The Finance Bill 2016 applied a 3% surcharge on Stamp Duty Land Tax rates for buy-to-let properties and additional homes. Consequently, all secondary properties bought would entail increased costs for landlords seeking to expand their portfolio. The Act also exchanged the 10% annual wear and tear allowance for a new system to cover replacement costs only. The Immigration Act 2016 was introduced in the same year, bringing about the concept of ‘right to rent’. This legally required private landlords to conduct background checks into potential tenants from outside of the United Kingdom.
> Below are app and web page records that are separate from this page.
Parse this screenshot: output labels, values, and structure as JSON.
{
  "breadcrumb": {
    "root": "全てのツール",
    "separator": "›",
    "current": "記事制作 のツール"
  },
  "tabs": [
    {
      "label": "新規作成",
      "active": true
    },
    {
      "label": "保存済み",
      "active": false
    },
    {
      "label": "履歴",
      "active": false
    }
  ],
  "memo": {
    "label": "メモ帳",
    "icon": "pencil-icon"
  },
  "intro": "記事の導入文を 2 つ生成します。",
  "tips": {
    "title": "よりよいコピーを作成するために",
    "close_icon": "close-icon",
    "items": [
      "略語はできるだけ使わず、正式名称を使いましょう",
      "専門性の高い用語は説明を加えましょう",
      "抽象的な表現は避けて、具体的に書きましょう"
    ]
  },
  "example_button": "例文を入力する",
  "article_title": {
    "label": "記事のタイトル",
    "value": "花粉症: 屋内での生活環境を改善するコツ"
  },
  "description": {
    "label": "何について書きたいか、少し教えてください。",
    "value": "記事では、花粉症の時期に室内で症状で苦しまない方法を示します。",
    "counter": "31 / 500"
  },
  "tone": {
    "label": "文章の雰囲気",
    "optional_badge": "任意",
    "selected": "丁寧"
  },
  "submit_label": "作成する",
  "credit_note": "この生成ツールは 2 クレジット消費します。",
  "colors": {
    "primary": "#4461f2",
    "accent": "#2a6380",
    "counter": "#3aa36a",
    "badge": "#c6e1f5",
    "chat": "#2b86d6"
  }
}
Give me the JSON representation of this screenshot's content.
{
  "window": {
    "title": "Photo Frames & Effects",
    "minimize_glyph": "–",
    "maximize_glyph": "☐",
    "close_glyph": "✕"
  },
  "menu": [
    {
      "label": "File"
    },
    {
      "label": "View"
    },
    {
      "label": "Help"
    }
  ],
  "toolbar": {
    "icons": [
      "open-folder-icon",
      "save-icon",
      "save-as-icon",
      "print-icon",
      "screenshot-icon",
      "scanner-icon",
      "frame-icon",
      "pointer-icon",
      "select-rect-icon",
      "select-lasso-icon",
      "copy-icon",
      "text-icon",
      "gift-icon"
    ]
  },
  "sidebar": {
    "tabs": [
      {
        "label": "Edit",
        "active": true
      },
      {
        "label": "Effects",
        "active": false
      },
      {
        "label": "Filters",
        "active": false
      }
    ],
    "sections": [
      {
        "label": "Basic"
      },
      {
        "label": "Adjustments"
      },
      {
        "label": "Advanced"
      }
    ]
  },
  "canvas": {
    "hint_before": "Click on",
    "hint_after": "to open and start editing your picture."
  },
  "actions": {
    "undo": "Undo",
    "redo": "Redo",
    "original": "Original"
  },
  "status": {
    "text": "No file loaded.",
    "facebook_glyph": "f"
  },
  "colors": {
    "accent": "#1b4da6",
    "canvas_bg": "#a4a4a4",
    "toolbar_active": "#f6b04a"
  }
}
Ultimately, the legislation involved using private rental sector procedure as a measure against illegal immigration

Sources

https://en.wikipedia.org/wiki/Stamp_duty_in_the_United_Kingdom#Stamp_Duty_Land_Taxhttps://england.shelter.org.uk/legal/housing_options/private_rented_accommodation/right_to_rent_immigration_checks https://www.gov.uk/government/consultations/consultation-on-higher-rates-of-stamp-duty-land-tax-sdlt-on-purchases-of-additional-residential-properties/higher-rates-of-stamp-duty-land-tax-sdlt-on-purchases-of-additional-residential-properties

2017-18

4,530,000

Private Renters

19.5

% of total
properties

2018-19

4,552,000

Private Renters

19.3

% of total
properties

Minimum Energy Efficiency Rating (MEES)
01 April 2018

building

Minimum Energy Efficiency Rating (MEES)
01 April 2018

Bringing into effect stipulations made by the Energy Efficiency (Private Rented Property) (England Wales) Regulations of 2015, it from April 2018 it became unlawful to rent either residential or commercial properties with an Energy Performance Certificate (EPC) rating below ‘E’. The requirement effectively forces landlords to ensure that properties reach a minimum modern standard of energy efficiency, reducing the possibility to profit from poor quality premises. All new leases became immediately subject to these requirements, with a deadline of universal enforcement expected from April 1st 2023.

Sources

https://www.gov.uk/guidance/domestic-private-rented-property-minimum-energy-efficiency-standard-landlord-guidancehttps://nexusenergysolutions.co.uk/mees-what-are-minimum-energy-efficiency-standardshttps://www.ricsfirms.com/glossary/minimum-energy-efficiency-standard/